Once you have your divided sections, it is time to plant each one into their own respective pots.
Repot the parent plant. You can use its original pot or a smaller pot (since it sizes has decreased). Next, do the same for the new plant.
To pot up the plant, fill the pot with fresh, well-draining potting soil until about a third or 40% of the way. Then put the new plant in the soil and backfill the rest of the space with more potting mix.
Finally water the soil to keep it moist.
Place both plants in bright, indirect light.
Taking Care of Your New Polka Dot Plants
Once you’ve propagated your new plants be it via stem cuttings or division, the next step is after care.
It is important to know how to care for your Polka Dot Plants after you propagate them. Otherwise, your efforts will be wasted as the plant won’t grow or deteriorate over time.
Here’s how to take care of your new Polka Dot Plants
Your new polka dot plant needs bright, indirect light to grow optimally. It needs this for photosynthesis.
Therefore, light is very important if you want your plant to get bigger and produce more leaves. It also ensures that they maintain their vibrant colors.
Avoid too much light as it can burn your plant’s leaves. Similarly, avoid too little light as this will slow down growth.
Keep your Polka Dot Plant in temperatures between 70 and 80 degrees Fahrenheit. It will do well in warmer conditions but avoid leaving in areas hotter than 90 degrees Fahrenheit for long periods of time.
Similarly, keep it away from anywhere below 50 degrees.
Polka Dot Plants prefer humidity of 50% and higher. Therefore, try to keep room humidity around this range. You can use a humidifier, place the plant on a humidity tray or mist it regularly.

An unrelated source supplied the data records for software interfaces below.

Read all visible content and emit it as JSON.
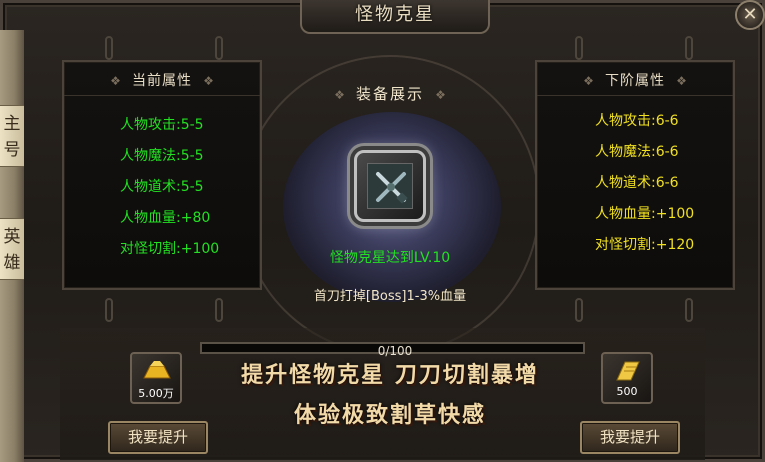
{
  "window": {
    "title": "怪物克星",
    "close_label": "✕"
  },
  "side_tabs": [
    {
      "label": "主\n号"
    },
    {
      "label": "英\n雄"
    }
  ],
  "current_panel": {
    "title": "当前属性",
    "attributes": [
      "人物攻击:5-5",
      "人物魔法:5-5",
      "人物道术:5-5",
      "人物血量:+80",
      "对怪切割:+100"
    ]
  },
  "next_panel": {
    "title": "下阶属性",
    "attributes": [
      "人物攻击:6-6",
      "人物魔法:6-6",
      "人物道术:6-6",
      "人物血量:+100",
      "对怪切割:+120"
    ]
  },
  "equipment": {
    "title": "装备展示",
    "icon": "crossed-swords-icon",
    "unlock_text": "怪物克星达到LV.10",
    "effect_text": "首刀打掉[Boss]1-3%血量"
  },
  "progress": {
    "text": "0/100",
    "fraction": 0.0
  },
  "cost_left": {
    "icon": "gold-ingot-icon",
    "label": "5.00万"
  },
  "cost_right": {
    "icon": "scroll-icon",
    "label": "500"
  },
  "slogan": {
    "line1": "提升怪物克星 刀刀切割暴增",
    "line2": "体验极致割草快感"
  },
  "buttons": {
    "left_label": "我要提升",
    "right_label": "我要提升"
  },
  "colors": {
    "current_attr": "#22e022",
    "next_attr": "#f0e020",
    "progress_fill": "#e04a2a"
  }
}
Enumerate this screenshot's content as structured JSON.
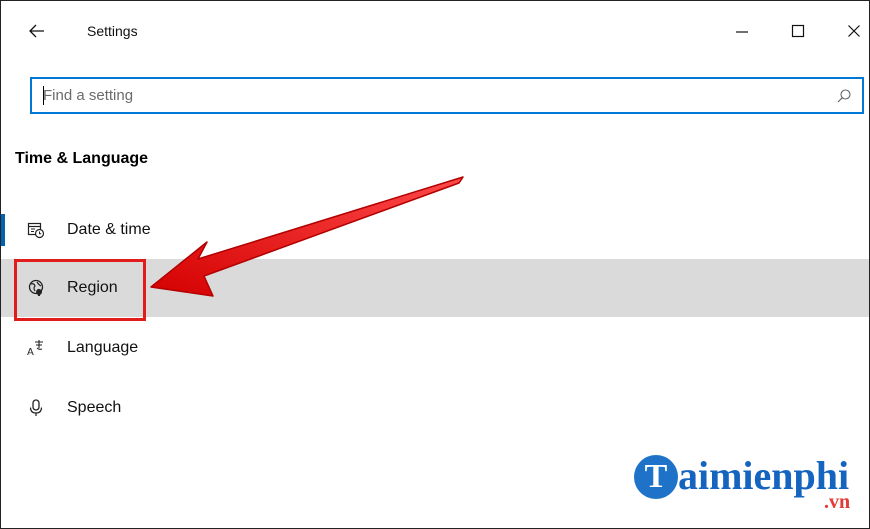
{
  "window": {
    "title": "Settings",
    "back_icon": "arrow-left-icon",
    "minimize_icon": "minimize-icon",
    "maximize_icon": "maximize-icon",
    "close_icon": "close-icon"
  },
  "search": {
    "placeholder": "Find a setting",
    "value": "",
    "icon": "search-icon",
    "border_color": "#0078d7"
  },
  "section": {
    "title": "Time & Language"
  },
  "nav": {
    "items": [
      {
        "label": "Date & time",
        "icon": "calendar-clock-icon",
        "active": true
      },
      {
        "label": "Region",
        "icon": "globe-region-icon",
        "hovered": true
      },
      {
        "label": "Language",
        "icon": "language-icon"
      },
      {
        "label": "Speech",
        "icon": "microphone-icon"
      }
    ],
    "active_indicator_color": "#0063b1",
    "hover_background": "#dadada"
  },
  "annotation": {
    "highlight_color": "#e21b1b",
    "target": "Region"
  },
  "watermark": {
    "initial": "T",
    "text": "aimienphi",
    "suffix": ".vn",
    "brand_color": "#1565c0",
    "suffix_color": "#e53935"
  }
}
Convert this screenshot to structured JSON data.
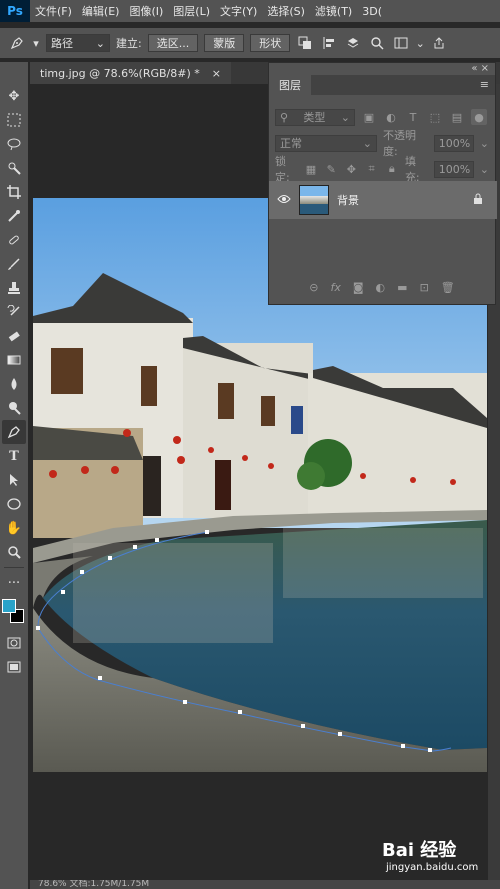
{
  "app": {
    "logo": "Ps"
  },
  "menu": [
    "文件(F)",
    "编辑(E)",
    "图像(I)",
    "图层(L)",
    "文字(Y)",
    "选择(S)",
    "滤镜(T)",
    "3D("
  ],
  "options": {
    "mode_select": "路径",
    "make_label": "建立:",
    "selection_button": "选区...",
    "mask_button": "蒙版",
    "shape_button": "形状"
  },
  "document": {
    "tab_title": "timg.jpg @ 78.6%(RGB/8#) *",
    "close_glyph": "×"
  },
  "status": {
    "text": "78.6%  文档:1.75M/1.75M"
  },
  "layers_panel": {
    "tab_label": "图层",
    "filter_placeholder": "类型",
    "blend_mode": "正常",
    "opacity_label": "不透明度:",
    "opacity_value": "100%",
    "lock_label": "锁定:",
    "fill_label": "填充:",
    "fill_value": "100%",
    "layers": [
      {
        "name": "背景",
        "visible": true,
        "locked": true
      }
    ]
  },
  "colors": {
    "foreground": "#29a3c9",
    "background": "#000000",
    "accent": "#31a8ff"
  },
  "watermark": {
    "brand": "Bai 经验",
    "url": "jingyan.baidu.com"
  },
  "icons": [
    "pen-tool-icon",
    "move-icon",
    "marquee-icon",
    "lasso-icon",
    "quick-select-icon",
    "crop-icon",
    "eyedropper-icon",
    "healing-icon",
    "brush-icon",
    "stamp-icon",
    "history-brush-icon",
    "eraser-icon",
    "gradient-icon",
    "blur-icon",
    "dodge-icon",
    "pen-icon",
    "type-icon",
    "path-select-icon",
    "ellipse-icon",
    "hand-icon",
    "zoom-icon",
    "more-icon",
    "eye-icon",
    "lock-icon"
  ]
}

That said, be careful with misting as too much moisture can increase the risk of leaf infections.
Polka Dot Plants are not picky when it comes to potting soil. You can use an all-purpose potting mix to keep it healthy.
Allow the surface of the soil to dry between waterings. Polka Dot Plants enjoy slightly moist soil and it does not like to go dry as its leaves will turn crispy and brown at the tips and edges.
However, wait until the surface of the soil or about half inch of soil from the top to dry before adding more water.
Too much water will cause problems for the plant’s roots.
Apply a diluted balanced water-soluble fertilizer once a month during spring and summer. Stop feeding once fall comes around. The plant does not need fertilizer during winter either.
Are Polka Dot Plants Safe for Cats and Dogs?
Fortunately, Polka Dot Plants are pet-friendly and are not toxic to dogs or cats. So, you can keep them around the home even in you have your furry ones running around.
How to Propagate Polka Dot Plant by Seed
The last way to propagate your Polka Dot Plant is by seed.
This is my least favorite method because it is less practical for home growers. The reason being that it takes much longer to grow from seed, and it requires more effort and care on you pat.
Additionally, the success rate is not as high as propagating from stem cuttings or division.
That said, it is a great way to learn how to propagate your plant from start to finish. You’ll be able to see how it grows from seed, goes through germination, become a seedling and eventually a mature plant.
Another thing worth noting is that most commercial operations propagate from seed simply because it allows them to grow many plants at the same time.
If you try to do this from stem cuttings, you’ll leave the parent bare. And it will take a while before it grows again.
With seeds, you can just buy seeds and grow all of them at the same time. This makes it ideal for mass production.